Besides our own health-care system, Switzerland's may be the one that gets the most attention in America because of its similarities to the Affordable Care Act's new coverage scheme. So it seems worth noting that 64 percent of Swiss voters rejected a ballot measure on Sunday that would have scrapped its own system in favor of single-payer health care.
If that vote had gone through, it would have replaced more than 60 insurers with a government-run system, something that a fair number of liberals and others would like to see here, too. Instead, voters in Switzerland opted to keep their current system, which has key similarities to Obamacare. For nearly 20 years, Swiss residents have been required to purchase coverage from private health plans who compete for their business; those health plans have to offer a minimum level of benefits and can't reject people based on pre-existing conditions; and the government provides subsidies to help low-income people afford coverage. That's essentially how the ACA's expansion of private coverage is structured.
There are some differences, though. Employers in Switzerland don't provide coverage, while more than half of insured Americans get their coverage through work. The Swiss system also doesn't have anything similar to Medicare or Medicaid.
Nearly everyone in Switzerland is covered, and the country leads all others when it comes to life expectancy. But it also spends the third most on health care of the 34 countries in the Organization for Economic Co-operation and Development, and the rising costs have been a growing problem for Switzerland.
"Campaigners who championed the push for a state-held insurance scheme have said it is the only way to rein in rising premiums and guarantee they are used efficiently and transparently," AFP reported. A pretty strong majority of the country disagreed, apparently.
In the United States, Obamacare is far from the final word on health reform. There are plenty of liberals who would like this country to move to a single-payer system and see Obamacare as that stepping stone.
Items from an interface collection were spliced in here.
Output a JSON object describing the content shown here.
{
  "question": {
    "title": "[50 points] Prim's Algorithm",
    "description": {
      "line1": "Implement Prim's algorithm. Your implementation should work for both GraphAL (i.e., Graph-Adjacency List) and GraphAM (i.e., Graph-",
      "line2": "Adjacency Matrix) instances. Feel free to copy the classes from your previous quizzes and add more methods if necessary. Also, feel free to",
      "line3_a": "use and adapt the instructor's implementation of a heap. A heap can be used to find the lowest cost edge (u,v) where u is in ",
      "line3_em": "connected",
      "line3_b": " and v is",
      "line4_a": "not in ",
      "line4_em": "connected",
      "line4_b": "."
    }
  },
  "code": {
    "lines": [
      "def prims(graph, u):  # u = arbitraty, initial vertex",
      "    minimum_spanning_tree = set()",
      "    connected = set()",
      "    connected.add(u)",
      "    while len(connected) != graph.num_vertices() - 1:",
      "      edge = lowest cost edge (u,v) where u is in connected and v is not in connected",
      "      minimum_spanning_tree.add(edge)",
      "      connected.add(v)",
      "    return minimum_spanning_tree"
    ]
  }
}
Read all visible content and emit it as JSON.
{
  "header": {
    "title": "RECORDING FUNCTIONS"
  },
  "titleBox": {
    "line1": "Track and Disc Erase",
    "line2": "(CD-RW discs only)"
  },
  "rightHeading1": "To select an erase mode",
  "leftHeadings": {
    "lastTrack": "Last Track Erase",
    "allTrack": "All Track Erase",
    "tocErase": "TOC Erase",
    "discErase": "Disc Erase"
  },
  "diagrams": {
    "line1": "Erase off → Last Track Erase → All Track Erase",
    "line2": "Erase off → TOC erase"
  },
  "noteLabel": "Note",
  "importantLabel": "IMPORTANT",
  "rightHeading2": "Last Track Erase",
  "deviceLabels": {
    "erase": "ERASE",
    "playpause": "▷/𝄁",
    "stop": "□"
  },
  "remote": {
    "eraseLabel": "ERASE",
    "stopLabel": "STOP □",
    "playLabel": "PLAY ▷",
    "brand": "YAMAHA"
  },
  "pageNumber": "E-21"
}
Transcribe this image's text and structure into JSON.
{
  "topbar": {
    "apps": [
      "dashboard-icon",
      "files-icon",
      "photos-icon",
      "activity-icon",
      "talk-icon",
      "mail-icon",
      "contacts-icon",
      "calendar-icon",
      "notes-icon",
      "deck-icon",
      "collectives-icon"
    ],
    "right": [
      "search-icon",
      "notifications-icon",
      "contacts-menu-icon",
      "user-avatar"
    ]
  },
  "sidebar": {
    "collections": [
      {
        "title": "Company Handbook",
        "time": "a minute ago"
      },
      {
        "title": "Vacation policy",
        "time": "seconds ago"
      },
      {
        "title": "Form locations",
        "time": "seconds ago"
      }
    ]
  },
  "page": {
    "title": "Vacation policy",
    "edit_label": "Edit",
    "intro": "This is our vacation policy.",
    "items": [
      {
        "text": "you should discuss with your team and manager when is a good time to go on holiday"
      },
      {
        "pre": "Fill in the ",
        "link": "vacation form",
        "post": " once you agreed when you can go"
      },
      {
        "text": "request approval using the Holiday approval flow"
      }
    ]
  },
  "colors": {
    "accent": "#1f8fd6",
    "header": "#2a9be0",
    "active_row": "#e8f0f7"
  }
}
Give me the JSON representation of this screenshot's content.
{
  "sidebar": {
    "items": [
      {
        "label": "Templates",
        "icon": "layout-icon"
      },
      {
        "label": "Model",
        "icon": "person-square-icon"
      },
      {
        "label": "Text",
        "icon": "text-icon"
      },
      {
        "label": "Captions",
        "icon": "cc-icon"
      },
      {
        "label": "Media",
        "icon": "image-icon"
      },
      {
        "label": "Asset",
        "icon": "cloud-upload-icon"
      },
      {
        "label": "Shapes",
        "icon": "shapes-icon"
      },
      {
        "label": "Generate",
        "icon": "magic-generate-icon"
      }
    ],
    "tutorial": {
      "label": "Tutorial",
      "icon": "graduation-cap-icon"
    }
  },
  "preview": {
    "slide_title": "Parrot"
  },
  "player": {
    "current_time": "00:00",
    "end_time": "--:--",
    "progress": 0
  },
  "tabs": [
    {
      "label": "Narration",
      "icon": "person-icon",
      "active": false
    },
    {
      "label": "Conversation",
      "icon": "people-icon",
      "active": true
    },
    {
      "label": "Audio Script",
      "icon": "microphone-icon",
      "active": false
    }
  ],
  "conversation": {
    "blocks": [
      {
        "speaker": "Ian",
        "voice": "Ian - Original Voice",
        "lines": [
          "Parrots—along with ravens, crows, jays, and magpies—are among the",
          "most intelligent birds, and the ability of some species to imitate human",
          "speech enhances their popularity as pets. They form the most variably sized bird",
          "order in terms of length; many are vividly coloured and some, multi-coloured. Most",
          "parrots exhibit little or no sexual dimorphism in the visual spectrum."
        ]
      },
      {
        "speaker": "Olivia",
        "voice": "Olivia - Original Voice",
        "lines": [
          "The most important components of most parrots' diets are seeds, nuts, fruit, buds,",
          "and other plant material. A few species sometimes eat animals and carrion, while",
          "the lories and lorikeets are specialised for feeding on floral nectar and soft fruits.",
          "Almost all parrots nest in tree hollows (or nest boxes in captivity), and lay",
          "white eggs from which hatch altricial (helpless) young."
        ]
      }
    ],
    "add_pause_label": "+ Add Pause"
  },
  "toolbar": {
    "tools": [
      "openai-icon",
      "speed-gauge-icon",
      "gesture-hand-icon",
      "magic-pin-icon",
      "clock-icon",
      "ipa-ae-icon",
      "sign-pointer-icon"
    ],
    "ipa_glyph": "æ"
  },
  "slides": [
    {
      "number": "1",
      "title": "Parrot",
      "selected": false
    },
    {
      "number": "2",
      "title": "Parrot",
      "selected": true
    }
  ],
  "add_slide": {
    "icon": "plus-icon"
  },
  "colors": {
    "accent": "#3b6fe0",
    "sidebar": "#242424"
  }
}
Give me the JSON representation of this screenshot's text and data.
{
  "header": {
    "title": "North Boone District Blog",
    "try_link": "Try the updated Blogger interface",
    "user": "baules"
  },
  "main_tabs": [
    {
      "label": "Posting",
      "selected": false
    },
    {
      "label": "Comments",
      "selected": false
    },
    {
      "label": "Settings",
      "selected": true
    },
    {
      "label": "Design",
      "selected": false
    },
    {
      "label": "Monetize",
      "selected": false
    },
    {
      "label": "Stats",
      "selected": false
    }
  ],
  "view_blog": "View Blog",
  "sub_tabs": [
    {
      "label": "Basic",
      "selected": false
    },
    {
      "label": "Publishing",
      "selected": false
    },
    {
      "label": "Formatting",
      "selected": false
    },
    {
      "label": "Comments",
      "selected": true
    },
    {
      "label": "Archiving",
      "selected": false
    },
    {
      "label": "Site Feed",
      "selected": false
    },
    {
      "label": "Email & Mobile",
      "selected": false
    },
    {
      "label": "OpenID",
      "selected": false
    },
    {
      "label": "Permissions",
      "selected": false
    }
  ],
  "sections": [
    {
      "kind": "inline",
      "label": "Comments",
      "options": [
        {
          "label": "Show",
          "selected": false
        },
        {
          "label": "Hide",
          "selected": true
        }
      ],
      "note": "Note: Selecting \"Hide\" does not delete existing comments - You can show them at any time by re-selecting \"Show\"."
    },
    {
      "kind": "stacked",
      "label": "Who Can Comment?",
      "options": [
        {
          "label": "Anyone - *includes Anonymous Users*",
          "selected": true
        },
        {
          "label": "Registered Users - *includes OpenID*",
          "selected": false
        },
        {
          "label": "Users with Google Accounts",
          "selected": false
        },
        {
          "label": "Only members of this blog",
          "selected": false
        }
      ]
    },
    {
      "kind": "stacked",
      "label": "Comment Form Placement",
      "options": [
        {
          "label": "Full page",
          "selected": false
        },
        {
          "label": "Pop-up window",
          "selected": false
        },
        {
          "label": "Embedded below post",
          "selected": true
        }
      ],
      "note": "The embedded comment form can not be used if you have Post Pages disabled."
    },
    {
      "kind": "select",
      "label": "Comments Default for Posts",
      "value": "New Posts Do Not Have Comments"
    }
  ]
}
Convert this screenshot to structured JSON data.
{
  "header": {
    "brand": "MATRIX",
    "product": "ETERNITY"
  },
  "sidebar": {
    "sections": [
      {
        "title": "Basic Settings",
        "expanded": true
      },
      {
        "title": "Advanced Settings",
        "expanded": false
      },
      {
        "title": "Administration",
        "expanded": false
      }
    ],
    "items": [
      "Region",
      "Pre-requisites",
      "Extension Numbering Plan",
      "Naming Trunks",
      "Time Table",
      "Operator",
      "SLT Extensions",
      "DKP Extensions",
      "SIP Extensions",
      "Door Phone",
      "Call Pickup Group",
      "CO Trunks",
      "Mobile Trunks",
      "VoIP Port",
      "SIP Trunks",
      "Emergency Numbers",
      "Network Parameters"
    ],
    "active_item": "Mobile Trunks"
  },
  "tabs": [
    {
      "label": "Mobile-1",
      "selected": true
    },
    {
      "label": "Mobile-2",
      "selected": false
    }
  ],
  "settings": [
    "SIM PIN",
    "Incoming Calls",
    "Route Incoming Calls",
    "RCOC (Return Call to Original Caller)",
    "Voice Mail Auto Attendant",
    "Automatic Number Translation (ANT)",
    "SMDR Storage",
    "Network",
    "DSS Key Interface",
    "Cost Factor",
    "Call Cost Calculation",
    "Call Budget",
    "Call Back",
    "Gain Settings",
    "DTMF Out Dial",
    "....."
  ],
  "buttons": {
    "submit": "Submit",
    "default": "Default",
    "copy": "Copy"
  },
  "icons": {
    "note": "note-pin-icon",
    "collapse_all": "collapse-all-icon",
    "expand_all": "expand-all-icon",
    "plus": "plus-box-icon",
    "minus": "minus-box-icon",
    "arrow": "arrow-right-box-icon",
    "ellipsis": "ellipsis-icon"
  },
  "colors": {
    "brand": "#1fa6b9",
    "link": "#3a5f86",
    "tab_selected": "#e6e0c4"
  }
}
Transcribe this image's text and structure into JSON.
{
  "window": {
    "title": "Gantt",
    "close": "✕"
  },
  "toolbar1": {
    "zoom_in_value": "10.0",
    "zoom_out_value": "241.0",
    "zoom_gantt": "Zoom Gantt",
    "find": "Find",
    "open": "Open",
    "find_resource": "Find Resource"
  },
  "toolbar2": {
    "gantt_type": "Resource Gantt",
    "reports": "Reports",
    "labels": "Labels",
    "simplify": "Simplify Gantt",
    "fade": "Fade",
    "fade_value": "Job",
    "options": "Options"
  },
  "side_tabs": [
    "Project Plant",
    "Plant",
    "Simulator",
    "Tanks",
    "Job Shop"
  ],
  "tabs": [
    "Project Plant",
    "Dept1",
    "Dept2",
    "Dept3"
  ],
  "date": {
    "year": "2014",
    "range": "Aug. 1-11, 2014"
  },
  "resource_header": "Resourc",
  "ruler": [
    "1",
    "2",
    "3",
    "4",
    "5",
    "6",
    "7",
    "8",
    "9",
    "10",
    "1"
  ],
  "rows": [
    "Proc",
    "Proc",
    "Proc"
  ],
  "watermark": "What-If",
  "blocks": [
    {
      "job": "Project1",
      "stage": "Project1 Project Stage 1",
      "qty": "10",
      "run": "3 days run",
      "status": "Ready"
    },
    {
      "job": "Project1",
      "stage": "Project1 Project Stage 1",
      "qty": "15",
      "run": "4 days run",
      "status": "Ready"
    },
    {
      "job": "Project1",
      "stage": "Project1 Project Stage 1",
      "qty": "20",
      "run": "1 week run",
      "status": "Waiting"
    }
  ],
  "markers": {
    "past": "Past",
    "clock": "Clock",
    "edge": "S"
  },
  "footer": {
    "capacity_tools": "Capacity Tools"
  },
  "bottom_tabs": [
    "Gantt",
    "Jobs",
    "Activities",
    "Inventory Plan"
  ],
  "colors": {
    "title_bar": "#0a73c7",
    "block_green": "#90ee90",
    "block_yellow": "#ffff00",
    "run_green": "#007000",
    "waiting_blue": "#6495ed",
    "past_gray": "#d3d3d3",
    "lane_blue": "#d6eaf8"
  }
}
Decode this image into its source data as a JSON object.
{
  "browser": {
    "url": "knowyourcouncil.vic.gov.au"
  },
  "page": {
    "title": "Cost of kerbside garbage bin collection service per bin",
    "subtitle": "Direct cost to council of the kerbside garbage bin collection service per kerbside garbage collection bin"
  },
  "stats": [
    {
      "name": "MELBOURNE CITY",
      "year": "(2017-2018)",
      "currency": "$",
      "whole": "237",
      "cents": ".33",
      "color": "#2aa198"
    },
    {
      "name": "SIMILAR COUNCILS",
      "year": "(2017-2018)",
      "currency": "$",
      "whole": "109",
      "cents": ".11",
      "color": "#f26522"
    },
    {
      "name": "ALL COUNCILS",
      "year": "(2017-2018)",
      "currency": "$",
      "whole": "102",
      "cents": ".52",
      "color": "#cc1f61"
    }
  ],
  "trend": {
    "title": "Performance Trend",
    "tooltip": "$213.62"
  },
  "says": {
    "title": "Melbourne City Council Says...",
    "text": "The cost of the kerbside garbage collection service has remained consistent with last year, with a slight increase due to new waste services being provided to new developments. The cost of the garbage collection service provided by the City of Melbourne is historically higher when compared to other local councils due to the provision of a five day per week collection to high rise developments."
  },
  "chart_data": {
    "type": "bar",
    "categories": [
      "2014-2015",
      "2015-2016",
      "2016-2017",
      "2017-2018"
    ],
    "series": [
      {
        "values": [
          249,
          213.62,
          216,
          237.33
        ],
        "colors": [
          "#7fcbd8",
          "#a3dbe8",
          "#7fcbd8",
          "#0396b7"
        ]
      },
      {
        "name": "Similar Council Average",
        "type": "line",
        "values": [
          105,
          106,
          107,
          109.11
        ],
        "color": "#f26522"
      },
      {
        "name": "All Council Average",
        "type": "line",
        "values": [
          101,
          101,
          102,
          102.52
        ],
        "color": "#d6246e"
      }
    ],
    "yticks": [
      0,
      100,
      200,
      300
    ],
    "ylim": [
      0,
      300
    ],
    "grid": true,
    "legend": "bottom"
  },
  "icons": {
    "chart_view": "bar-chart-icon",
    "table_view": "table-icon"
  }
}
There are some more local efforts — Vermont is trying to set up its own single-payer system, and former Medicare administrator Don Berwick campaigned on a single-payer platform in his unsuccessful gubernatorial bid in Massachusetts this year.
The single-payer concept, though, remains unpopular in the United States, and the politics of making such a shift on a national scale still seem impossible.